[ASSIGNMENT]
Which lines of the listing hold the string "name"? Show each of them.

[MATERIAL FOR THIS EXERCISE]
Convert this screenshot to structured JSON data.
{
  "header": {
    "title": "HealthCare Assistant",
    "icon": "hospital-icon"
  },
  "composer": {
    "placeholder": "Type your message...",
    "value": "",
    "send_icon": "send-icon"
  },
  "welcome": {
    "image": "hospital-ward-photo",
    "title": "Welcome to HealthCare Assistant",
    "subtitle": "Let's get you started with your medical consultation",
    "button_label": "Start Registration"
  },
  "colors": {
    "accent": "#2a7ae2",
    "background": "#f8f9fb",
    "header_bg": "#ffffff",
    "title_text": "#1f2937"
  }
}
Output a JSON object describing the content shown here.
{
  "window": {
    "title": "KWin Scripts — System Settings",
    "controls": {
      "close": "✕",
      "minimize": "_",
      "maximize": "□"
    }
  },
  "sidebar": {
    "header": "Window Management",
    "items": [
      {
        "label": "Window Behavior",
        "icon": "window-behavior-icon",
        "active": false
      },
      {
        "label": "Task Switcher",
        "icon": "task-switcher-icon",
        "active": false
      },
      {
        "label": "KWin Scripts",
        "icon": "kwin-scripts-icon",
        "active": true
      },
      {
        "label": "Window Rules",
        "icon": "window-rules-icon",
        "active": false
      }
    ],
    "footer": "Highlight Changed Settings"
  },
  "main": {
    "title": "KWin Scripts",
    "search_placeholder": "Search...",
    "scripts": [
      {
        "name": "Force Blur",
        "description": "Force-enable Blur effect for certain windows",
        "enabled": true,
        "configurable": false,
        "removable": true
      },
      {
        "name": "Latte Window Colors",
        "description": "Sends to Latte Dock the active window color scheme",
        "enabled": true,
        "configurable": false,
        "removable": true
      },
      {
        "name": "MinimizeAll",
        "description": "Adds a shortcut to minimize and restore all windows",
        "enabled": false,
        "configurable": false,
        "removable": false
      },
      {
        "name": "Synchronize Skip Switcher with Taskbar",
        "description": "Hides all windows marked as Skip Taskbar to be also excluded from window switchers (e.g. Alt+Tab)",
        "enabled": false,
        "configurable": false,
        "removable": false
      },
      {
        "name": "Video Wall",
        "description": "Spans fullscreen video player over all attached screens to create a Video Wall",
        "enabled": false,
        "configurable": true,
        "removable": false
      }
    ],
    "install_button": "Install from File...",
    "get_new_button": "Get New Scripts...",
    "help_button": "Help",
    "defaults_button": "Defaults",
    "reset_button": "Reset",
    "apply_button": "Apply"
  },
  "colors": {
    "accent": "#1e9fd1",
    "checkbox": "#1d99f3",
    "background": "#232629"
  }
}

[THE COMPLETED TASK]
        "name": "Force Blur",
        "name": "Latte Window Colors",
        "name": "MinimizeAll",
        "name": "Synchronize Skip Switcher with Taskbar",
        "name": "Video Wall",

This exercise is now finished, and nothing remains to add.